Few African Americans vaccinated at L.A. County H1N1 flu clinics
Few African Americans were vaccinated at Los Angeles County H1N1 flu clinics, despite outcry from county leaders last fall and a million-dollar county-funded public outreach campaign.
“We did not reach the number of African Americans we would like to,” said Dr. Jonathan E. Fielding, the county’s public health director.
African Americans, who make up 9% of the county population, received 2.96% of the 200,000 vaccinations the county distributed at 109 public clinics through Dec. 8, according to figures released last week by the county’s Public Health Department.
At the same time, Asians were “over-represented” at county clinics, Fielding said, receiving 27.62% of the vaccinations, although they make up about 13% of the county population.
The figures surprised Supervisor Mark Ridley-Thomas, who had complained in December that too few African-Americans were getting vaccinated. At his urging, on Dec. 15 supervisors approved plans to double the public health department’s contract with Clear Channel Communications to $1 million to increase H1N1 flu outreach to minorities, especially African Americans.
Public health officials designed H1N1 billboards, public service announcements that aired on HOT 92.3 FM and Black Entertainment Television, and H1N1 presentations for churches, schools and community groups like Black Women for Wellness. After Dec. 31, those efforts were ramped up.
“Their campaign, from my point of view, has been botched,” Ridley-Thomas said. “They need to start from scratch.”
Residents in the South Los Angeles service area, where African Americans make up 32.4% of the population, received 7.73% of the vaccinations distributed at county clinics, according to public health figures. By comparison, residents in the San Gabriel service area received 24.09% of vaccinations and those in the San Fernando Valley service area received 17.97%.
Ridley-Thomas said those figures support what he saw at county-sponsored flu clinics in South Los Angeles: Few African American residents lined up for vaccines, while Asians traveled to the area from other neighborhoods to get vaccinated.
Fielding said public health officials have been surveying county residents by phone to assess the effectiveness of the department’s vaccination outreach. They are also working with officials from the Centers for Disease Control and Prevention to evaluate county vaccination efforts, with results expected in coming months.
Fielding noted that county clinics vaccinated a proportionate number of Latinos and whites, as well as many of those most at risk -- including 8,679 pregnant women and 47,672 with chronic illnesses.
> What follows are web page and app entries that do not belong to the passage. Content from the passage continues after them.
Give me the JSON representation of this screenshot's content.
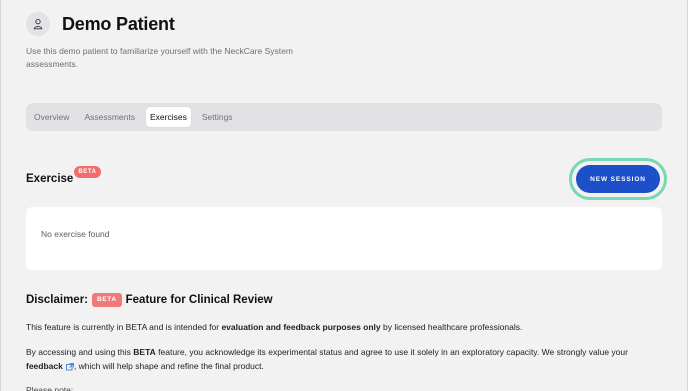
{
  "patient": {
    "name": "Demo Patient",
    "description": "Use this demo patient to familiarize yourself with the NeckCare System assessments."
  },
  "tabs": [
    {
      "label": "Overview",
      "active": false
    },
    {
      "label": "Assessments",
      "active": false
    },
    {
      "label": "Exercises",
      "active": true
    },
    {
      "label": "Settings",
      "active": false
    }
  ],
  "exercise": {
    "title": "Exercise",
    "badge": "BETA",
    "new_session_label": "NEW SESSION",
    "empty_text": "No exercise found"
  },
  "disclaimer": {
    "prefix": "Disclaimer:",
    "badge": "BETA",
    "suffix": "Feature for Clinical Review",
    "p1_a": "This feature is currently in BETA and is intended for ",
    "p1_b": "evaluation and feedback purposes only",
    "p1_c": " by licensed healthcare professionals.",
    "p2_a": "By accessing and using this ",
    "p2_b": "BETA",
    "p2_c": " feature, you acknowledge its experimental status and agree to use it solely in an exploratory capacity. We strongly value your ",
    "p2_link": "feedback",
    "p2_d": ", which will help shape and refine the final product.",
    "p3": "Please note:"
  },
  "colors": {
    "primary": "#1d4fc9",
    "highlight_ring": "#79d8b2",
    "beta_badge": "#f06d6d",
    "background": "#f2f2f3"
  },
  "icons": {
    "avatar": "user-outline-icon",
    "feedback_link": "external-link-icon"
  }
}
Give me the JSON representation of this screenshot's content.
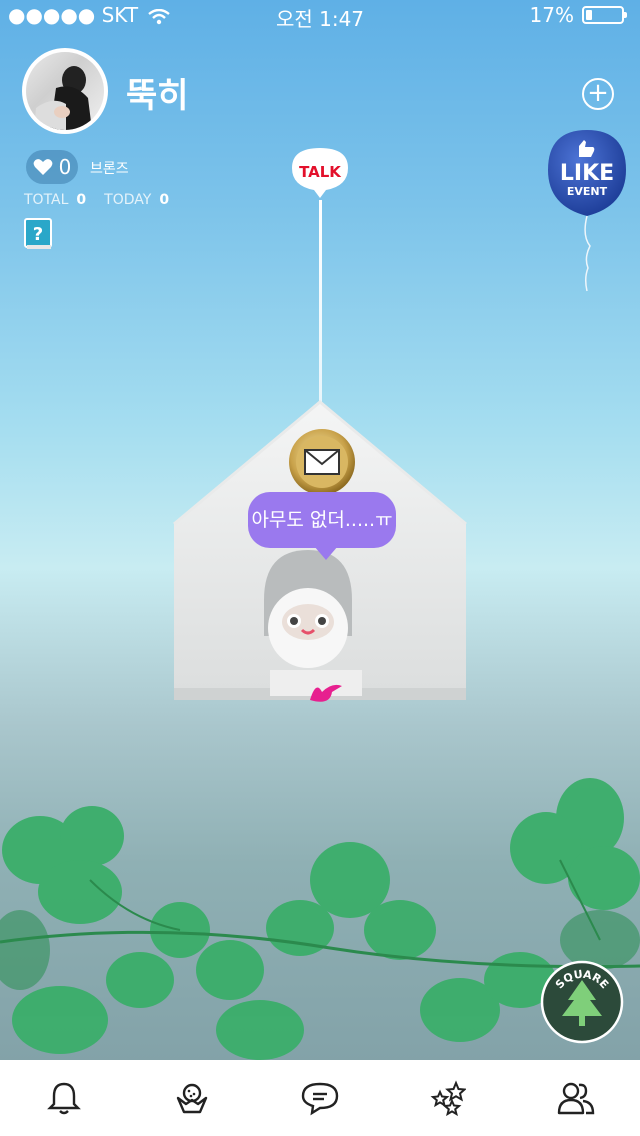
{
  "status_bar": {
    "carrier": "●●●●● SKT",
    "time": "오전 1:47",
    "battery_percent": "17%",
    "battery_level": 0.17
  },
  "profile": {
    "name": "뚝히",
    "likes": "0",
    "grade": "브론즈",
    "total_label": "TOTAL",
    "total_value": "0",
    "today_label": "TODAY",
    "today_value": "0"
  },
  "balloons": {
    "talk": "TALK",
    "like_title": "LIKE",
    "like_sub": "EVENT"
  },
  "house": {
    "speech": "아무도 없더.....ㅠ"
  },
  "square_label": "SQUARE",
  "tabs": [
    {
      "icon": "bell-icon"
    },
    {
      "icon": "cookie-bag-icon"
    },
    {
      "icon": "chat-bubble-icon"
    },
    {
      "icon": "stars-icon"
    },
    {
      "icon": "friends-icon"
    }
  ],
  "colors": {
    "accent_pink": "#ff3fa0",
    "speech_purple": "#9a79ee",
    "leaf_green": "#3fb36a"
  }
}
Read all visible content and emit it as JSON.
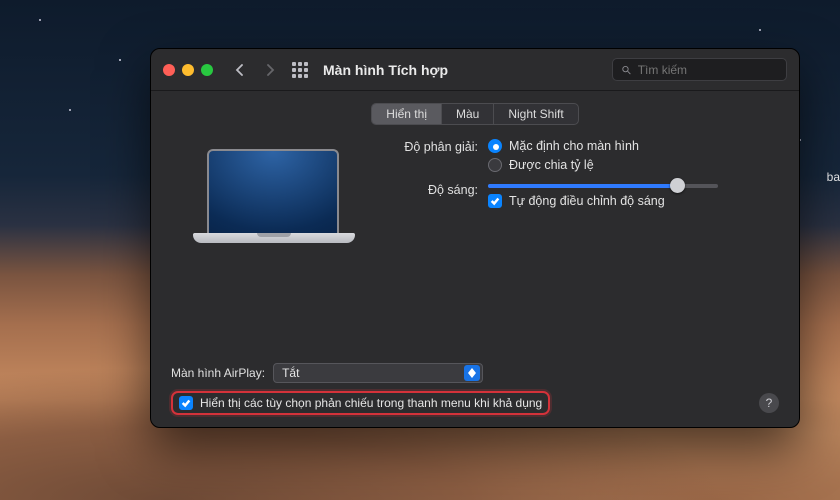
{
  "edge_badge": "ba",
  "window": {
    "title": "Màn hình Tích hợp",
    "search_placeholder": "Tìm kiếm",
    "tabs": [
      {
        "label": "Hiển thị",
        "active": true
      },
      {
        "label": "Màu",
        "active": false
      },
      {
        "label": "Night Shift",
        "active": false
      }
    ],
    "resolution": {
      "label": "Độ phân giải:",
      "options": [
        {
          "label": "Mặc định cho màn hình",
          "checked": true
        },
        {
          "label": "Được chia tỷ lệ",
          "checked": false
        }
      ]
    },
    "brightness": {
      "label": "Độ sáng:",
      "value_percent": 82,
      "auto_label": "Tự động điều chỉnh độ sáng",
      "auto_checked": true
    },
    "airplay": {
      "label": "Màn hình AirPlay:",
      "value": "Tắt"
    },
    "menu_bar_option": {
      "label": "Hiển thị các tùy chọn phản chiếu trong thanh menu khi khả dụng",
      "checked": true
    },
    "help_glyph": "?"
  }
}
It was not clear from the figures what the ethnic breakdown was for those at-risk groups.
“By and large, our approach was a good one in terms of targeting” those most at risk of catching H1N1 flu, Fielding said. “I wouldn’t say there’s any clear lessons except that we want to make sure we get representative numbers” of minorities vaccinated.
Overall, he said the department’s response was a success.
“We administered many more doses of vaccine than any other health department at a time when there was a lot of fear in the public and a lot of frustration about not being able to get it,” Fielding said.
-- Molly Hennessy-Fiske